John Hancock is a name that enjoys wide popularity in this country; after George Washington and Abraham Lincoln, Hancock has more named after him (streets, towns, businesses) than almost any other American. Yet, less is generally known about him than of any of the Founding Fathers. The single fact that everyone can recall is that he penned that beautiful signature to the Declaration of Independence on July 4, 1776; and “John Hancock” has become the antonomasia for any signature. That one act seems to have overshadowed all else this man did and was. It is the contention of this biography, however, that John Hancock deserves to be remembered for a great deal more than merely his signature.

The life of John Hancock was one of privilege. Born to a prominent family, he was educated at Harvard College, apprenticed into, and ten years thereafter inherited, the family business, that of his uncle Thomas Hancock. At that point in his life, he was twenty-seven years old and one of the richest men in America. It may not have been too surprising, therefore, that as the most important merchant in Boston he quickly became a leading social and political figure. As also might have been predicted, the positions he took in the face of mounting British interference in Colonial business soon made him a symbol of resistance to British authority. As the English Parliament sought to punish Massachusetts, the Massachusetts leaders were thrust into major roles of opposition; so, when the American Revolution came about, John Hancock was elected as the President of the Continental Congress. The Second Continental Congress organized a new nation: declared independence, established alliances, raised revenues, formed armies and navies, waged war, and planned and acted for the future. Hancock was a very hardworking and successful congressional President. After independence, however, he was not active in national affairs but rather in state politics: he became the first Governor of Massachusetts, with terms from 1780 to 1785 and from 1787 to 1793, and died in office at fifty-six years of age.

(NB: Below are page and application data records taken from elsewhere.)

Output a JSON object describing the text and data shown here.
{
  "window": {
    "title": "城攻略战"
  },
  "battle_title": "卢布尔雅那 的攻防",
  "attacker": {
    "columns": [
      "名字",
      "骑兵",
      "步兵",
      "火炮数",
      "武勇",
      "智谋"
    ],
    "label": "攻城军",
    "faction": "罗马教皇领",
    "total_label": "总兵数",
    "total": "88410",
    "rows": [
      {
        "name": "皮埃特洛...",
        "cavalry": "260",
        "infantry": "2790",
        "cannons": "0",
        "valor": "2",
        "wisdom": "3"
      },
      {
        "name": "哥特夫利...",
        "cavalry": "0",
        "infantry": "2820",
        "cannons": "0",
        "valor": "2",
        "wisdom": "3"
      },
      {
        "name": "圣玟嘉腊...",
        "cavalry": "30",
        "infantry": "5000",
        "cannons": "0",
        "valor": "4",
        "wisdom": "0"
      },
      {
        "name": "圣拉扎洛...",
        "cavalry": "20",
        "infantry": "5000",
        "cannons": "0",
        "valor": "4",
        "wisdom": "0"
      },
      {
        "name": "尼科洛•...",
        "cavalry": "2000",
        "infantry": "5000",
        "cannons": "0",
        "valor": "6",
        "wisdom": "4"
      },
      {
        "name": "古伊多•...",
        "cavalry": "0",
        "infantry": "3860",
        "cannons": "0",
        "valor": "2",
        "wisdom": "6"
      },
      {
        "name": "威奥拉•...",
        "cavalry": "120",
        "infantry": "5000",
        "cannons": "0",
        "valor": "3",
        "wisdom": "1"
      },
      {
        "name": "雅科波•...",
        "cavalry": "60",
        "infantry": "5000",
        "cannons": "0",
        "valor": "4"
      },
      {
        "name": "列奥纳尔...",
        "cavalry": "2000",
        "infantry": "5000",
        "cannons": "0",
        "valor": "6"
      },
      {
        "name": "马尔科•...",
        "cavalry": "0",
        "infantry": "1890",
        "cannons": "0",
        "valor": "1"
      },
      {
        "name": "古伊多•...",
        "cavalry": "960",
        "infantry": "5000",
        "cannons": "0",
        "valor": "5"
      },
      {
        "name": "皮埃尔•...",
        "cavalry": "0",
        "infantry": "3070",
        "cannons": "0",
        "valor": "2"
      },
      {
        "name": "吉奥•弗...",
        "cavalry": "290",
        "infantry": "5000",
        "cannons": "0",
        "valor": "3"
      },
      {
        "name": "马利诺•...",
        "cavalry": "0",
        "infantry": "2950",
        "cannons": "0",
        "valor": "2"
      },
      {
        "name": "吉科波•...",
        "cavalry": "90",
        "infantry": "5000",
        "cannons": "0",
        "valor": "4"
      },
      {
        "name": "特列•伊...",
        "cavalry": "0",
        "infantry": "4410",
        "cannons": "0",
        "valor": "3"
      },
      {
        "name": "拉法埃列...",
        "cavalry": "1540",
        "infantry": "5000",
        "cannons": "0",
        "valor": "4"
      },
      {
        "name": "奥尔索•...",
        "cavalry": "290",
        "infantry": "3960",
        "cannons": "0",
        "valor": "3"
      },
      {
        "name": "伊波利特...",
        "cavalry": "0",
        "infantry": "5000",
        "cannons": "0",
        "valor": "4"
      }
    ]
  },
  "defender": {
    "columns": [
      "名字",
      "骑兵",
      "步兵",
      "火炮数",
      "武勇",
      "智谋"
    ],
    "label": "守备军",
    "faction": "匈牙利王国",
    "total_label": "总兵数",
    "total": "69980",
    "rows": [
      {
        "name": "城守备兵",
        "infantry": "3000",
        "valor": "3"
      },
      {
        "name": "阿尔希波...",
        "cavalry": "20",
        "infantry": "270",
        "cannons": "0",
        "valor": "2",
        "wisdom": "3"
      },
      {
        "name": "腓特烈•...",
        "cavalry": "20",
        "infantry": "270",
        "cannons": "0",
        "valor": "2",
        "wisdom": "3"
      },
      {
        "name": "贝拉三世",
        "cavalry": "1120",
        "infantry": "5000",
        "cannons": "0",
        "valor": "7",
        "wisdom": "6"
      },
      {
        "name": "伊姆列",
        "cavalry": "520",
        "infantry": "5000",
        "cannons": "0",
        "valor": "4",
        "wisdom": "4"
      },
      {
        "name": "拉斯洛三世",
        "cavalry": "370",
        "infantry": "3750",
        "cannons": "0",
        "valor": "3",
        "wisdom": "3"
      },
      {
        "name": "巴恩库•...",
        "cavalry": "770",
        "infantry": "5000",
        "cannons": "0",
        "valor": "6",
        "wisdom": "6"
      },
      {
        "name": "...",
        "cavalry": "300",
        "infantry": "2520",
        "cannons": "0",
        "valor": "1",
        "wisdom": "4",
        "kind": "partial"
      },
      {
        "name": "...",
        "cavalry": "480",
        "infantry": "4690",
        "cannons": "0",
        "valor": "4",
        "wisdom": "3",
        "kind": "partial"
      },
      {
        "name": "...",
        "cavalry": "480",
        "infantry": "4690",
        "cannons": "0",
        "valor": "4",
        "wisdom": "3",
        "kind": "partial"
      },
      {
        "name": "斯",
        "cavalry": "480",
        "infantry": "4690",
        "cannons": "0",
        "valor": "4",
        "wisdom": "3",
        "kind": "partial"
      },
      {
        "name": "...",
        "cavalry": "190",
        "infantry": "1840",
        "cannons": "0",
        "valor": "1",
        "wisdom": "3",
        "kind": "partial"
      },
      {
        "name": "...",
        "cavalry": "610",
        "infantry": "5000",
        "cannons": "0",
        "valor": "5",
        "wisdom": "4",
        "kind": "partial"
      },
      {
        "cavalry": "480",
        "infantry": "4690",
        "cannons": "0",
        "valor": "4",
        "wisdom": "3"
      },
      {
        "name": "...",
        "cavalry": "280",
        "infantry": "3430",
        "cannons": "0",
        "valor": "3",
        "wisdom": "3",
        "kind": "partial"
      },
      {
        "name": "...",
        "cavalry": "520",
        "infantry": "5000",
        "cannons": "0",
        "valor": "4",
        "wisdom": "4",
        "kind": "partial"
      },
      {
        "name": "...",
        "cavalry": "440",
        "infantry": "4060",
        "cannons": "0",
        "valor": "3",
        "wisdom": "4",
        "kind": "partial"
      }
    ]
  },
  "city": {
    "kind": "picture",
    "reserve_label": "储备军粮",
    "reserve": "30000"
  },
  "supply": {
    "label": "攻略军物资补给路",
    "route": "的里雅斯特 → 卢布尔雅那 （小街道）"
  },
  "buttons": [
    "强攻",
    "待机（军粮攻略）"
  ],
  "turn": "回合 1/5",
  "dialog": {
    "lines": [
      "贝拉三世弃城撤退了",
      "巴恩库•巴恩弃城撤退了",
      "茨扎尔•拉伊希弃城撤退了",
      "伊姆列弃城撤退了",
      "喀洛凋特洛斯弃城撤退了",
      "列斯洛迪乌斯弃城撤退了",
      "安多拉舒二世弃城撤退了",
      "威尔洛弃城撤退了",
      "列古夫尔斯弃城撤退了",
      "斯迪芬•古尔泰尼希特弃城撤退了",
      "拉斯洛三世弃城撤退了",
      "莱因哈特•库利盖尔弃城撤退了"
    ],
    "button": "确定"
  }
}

The achievements of John Hancock were considerable and meritorious. One is not always sure, however, about the extent to which great events were thrust upon him. In this regard, Professor Fowler presents the escalation of opposition to successive acts which the British Parliament passed in an effort to raise revenues from the colonies. As examples, when John Hancock opposed the Stamp Act and helped win its repeal, and when his ship, the Liberty, was seized for avoiding the payment of duties on its cargo in violation of the Townshend Acts, he acted logically enough, for business reasons. Yet, the results of these actions placed Hancock in the political limelight of the radical faction. After the Boston Tea Party, when the adversary relationships seem to have been irreconcilably drawn, the series of acts punishing Boston succeeded in coalescing the opposition and in casting Hancock as the rebellion leader. It is recalled that General Gage of the British forces offered amnesty to all except Samuel Adams and John...

(The entire section is 1,890 words.)